Presently, a posterior vitreous detachment is a purely natural event, that is, it happens to everyone. Surgically, a posterior vitreous detachment can be induced, or caused, at the time of vitrectomy surgery. This can be a risky part of the procedure as inadvertent retinal tears may develop.
In theory, however, many of the aforementioned conditions might be avoided altogether or at least improved…leading to better vision or preventing further loss.
On the horizon, an enzyme, given as an injection that might chemically cause a PVD.
Michael N. MartinoPosted at 22:40h, 18 February
Dear Dr. Wong,
I am trying to send you photos, drawings, and specifications of the face brace that I made for my wife, Mary Butler, to help her recover from retinal detachment surgery. Please provide your email.
Randall V. Wong, M.D.Posted at 12:26h, 22 February
Thank you very much.
LizPosted at 06:43h, 22 February
Hi there! My 16 yr old son was born with a congenital cataract in his right eye. His left eye, however, had excellent vision. We made the agonising decision not to remove the cataract as we did not wish to run the risk of any other complications this would bring. Rather we patched his ‘good’ eye and tried to encourage some sight with a contact lens inserted daily until he was 7. Unfortunately his vision in this eye has never really improved beyond light and dark shade but he has managed to lead a normal life with his vision in the other eye. Recently he has become short sighted however and on routine check up, an ultrasound revealed a probable RD. One retinal surgeon has stated he is keen to attempt to rectify this ASAP in order to save the eye not his vision, another of his colleagues disagrees and says we run more of a risk interfering with the eye and the risk outweighs the benefits in this case. He says that it is not definite that he may even lose the eye. This puts us in a dreadful position as you can imagine. I would be interested in your thought. Thank you

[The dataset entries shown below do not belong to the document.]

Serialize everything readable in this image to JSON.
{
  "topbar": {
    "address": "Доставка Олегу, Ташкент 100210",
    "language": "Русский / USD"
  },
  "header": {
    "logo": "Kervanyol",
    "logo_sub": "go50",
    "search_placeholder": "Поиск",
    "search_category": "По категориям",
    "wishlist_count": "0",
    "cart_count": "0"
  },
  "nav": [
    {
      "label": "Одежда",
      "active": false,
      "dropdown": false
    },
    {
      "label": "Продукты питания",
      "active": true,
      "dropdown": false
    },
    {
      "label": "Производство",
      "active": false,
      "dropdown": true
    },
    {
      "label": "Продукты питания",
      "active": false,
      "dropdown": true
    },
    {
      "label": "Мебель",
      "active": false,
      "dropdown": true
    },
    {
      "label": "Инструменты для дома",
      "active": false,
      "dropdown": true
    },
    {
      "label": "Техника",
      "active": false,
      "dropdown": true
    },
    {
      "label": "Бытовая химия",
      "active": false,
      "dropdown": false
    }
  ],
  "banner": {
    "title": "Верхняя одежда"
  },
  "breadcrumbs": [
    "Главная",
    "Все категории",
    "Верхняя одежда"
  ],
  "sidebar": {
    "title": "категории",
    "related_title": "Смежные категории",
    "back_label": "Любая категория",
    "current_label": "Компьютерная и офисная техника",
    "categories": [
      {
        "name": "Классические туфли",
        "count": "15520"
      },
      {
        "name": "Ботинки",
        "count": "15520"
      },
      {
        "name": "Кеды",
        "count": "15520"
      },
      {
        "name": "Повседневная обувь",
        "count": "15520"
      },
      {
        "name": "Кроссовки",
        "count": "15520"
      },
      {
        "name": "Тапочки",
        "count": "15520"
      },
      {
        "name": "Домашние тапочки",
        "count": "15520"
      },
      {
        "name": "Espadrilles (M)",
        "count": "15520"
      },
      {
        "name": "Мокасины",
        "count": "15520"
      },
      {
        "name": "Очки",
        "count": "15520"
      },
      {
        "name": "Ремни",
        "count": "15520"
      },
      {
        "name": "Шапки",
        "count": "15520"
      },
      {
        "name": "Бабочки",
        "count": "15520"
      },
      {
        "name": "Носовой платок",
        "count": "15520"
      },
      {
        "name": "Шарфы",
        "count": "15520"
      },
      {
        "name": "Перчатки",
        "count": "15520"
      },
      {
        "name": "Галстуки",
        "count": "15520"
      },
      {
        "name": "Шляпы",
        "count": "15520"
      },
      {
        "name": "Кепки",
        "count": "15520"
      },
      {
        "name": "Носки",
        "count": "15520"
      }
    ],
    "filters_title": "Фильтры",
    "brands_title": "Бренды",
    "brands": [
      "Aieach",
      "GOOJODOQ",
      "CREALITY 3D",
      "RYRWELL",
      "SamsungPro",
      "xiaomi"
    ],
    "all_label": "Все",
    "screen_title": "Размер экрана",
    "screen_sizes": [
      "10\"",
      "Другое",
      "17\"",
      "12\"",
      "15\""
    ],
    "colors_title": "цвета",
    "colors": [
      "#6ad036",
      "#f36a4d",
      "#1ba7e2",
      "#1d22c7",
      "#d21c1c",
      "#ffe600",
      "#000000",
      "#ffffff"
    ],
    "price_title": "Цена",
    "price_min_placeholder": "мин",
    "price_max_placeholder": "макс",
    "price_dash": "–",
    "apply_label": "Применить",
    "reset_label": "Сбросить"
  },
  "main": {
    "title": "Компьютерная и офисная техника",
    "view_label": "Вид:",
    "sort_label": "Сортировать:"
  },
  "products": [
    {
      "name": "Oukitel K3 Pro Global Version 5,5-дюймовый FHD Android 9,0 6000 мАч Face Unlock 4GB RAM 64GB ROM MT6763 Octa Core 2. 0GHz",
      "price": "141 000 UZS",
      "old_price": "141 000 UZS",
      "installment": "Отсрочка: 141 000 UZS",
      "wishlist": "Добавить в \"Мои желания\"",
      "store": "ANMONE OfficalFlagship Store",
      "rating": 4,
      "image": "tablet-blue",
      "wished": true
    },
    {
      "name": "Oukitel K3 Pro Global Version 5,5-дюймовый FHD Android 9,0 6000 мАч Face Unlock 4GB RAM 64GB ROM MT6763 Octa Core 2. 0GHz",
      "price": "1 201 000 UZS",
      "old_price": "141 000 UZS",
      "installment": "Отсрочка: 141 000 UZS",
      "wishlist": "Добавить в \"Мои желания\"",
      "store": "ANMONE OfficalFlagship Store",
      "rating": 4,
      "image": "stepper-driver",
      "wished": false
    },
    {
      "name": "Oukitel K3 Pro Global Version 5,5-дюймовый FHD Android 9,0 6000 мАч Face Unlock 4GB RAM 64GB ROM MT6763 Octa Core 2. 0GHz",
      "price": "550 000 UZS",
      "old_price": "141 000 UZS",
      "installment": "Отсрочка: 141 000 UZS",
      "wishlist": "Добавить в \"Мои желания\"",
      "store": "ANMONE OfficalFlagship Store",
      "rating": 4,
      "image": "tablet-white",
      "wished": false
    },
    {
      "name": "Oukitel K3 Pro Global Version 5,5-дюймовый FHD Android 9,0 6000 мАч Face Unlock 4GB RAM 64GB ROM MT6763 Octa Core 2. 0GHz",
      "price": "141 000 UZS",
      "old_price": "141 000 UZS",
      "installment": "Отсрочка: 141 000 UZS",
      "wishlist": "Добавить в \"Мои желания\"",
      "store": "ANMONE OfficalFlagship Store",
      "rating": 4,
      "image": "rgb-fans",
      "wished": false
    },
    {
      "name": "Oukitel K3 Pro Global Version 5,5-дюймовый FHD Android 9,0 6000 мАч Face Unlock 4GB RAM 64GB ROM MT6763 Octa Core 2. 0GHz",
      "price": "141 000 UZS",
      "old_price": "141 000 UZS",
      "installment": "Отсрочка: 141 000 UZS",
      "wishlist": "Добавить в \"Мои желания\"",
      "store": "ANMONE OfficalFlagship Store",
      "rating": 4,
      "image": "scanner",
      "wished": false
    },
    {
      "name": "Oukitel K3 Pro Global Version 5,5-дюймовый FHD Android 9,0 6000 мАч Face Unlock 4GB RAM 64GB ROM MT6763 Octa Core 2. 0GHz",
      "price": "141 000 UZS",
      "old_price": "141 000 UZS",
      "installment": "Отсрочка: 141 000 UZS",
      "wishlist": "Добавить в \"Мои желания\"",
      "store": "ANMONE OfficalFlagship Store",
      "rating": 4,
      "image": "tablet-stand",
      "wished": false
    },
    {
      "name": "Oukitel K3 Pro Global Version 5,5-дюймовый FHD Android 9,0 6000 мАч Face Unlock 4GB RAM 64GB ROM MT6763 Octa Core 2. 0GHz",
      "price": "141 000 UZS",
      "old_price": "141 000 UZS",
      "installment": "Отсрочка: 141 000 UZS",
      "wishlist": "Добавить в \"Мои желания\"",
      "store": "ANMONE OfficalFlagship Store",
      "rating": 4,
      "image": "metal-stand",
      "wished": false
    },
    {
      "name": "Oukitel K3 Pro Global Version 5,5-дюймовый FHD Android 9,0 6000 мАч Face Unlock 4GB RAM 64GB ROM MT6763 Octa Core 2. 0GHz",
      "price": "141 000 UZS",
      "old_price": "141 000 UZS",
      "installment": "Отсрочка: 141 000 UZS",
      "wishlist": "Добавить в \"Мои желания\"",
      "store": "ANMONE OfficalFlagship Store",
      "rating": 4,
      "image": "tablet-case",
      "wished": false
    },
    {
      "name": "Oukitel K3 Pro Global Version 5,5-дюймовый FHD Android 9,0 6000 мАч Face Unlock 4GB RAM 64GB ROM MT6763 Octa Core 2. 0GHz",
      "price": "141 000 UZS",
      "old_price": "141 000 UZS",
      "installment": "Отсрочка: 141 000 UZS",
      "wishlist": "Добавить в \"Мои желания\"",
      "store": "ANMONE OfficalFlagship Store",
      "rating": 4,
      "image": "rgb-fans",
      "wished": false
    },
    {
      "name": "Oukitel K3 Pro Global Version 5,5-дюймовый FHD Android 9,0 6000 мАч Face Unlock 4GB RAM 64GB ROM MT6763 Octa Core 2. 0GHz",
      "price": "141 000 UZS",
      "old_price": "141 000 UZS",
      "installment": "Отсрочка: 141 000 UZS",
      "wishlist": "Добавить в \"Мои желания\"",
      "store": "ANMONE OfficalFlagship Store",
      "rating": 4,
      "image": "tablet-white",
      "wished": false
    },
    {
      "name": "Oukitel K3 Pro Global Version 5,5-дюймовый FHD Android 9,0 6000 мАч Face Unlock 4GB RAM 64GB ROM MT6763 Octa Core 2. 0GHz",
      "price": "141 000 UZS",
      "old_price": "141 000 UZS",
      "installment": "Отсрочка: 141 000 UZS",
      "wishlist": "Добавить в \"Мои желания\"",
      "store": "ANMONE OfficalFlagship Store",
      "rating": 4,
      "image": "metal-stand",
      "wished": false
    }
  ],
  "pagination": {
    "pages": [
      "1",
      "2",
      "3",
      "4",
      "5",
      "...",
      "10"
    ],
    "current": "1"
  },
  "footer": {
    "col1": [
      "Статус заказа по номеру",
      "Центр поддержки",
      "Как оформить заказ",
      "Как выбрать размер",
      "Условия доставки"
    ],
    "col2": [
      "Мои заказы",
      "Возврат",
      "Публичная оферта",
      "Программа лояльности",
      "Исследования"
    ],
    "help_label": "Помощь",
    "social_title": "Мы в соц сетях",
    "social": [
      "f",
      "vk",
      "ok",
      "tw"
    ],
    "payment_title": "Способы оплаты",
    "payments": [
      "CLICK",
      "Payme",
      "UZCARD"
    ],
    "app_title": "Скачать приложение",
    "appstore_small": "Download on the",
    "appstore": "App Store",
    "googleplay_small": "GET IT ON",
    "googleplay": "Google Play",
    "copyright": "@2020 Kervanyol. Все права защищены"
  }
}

Randall V. Wong, M.D.Posted at 12:44h, 22 February
I am assuming that the bad, right eye, now has the retinal detachment?
My understanding is that the right eye has low visual potential. Regardless, I think I’d vote for fixing the retinal detachment to save the eye. I also agree it won’t improve the vision.
John ShybeckPosted at 14:23h, 22 February
I have floaters in my eye that are semi-transparent. They are super abundant in my left eye and I want to get rid of them because they are just a pain. I have had them for about 4 years now and they have just gotten worse. Is there any chance that they will go away on there own?
Randall V. Wong, M.D.Posted at 09:15h, 23 February
If they have been there for 4 years, most likely they are staying.
Pingback:New Drug Induces PVDPosted at 10:20h, 23 February
[…] excitement in the retinal field stems from the fact that so many retinal diseases are caused by the vitreous. Many macular disorders are probably caused by interaction between the macula (retina) and the […]
milosPosted at 19:57h, 05 April
I have fresh retinal bleeding after cataract extraction.- previously dry mac degen now defect at 9.
I like your mental speed-attitude – however you frawn on PDT treatment.
Would it not (logically) be bertter for acute cases? – or why not ?
Thanks for your hint. Depressed Milos .
Randall V. Wong, M.D.Posted at 17:49h, 08 April
Dear Depressed Milos,
Don’t be depressed. Depending upon the location of the bleed (actually the location of the blood vessels causing the bleed), Avastin is probably the preferred method. PDT might be useful, too. Not really comparing the two.
Pingback:What is the Vitreous?Posted at 09:38h, 03 October
[…] The vitreous is the gel-like substance which fills most of the inside of your eye. The vitreous is composed mainly of water and is very similar to a jelly-fish; i.e., a substance which is mainly water, but still has substance. […]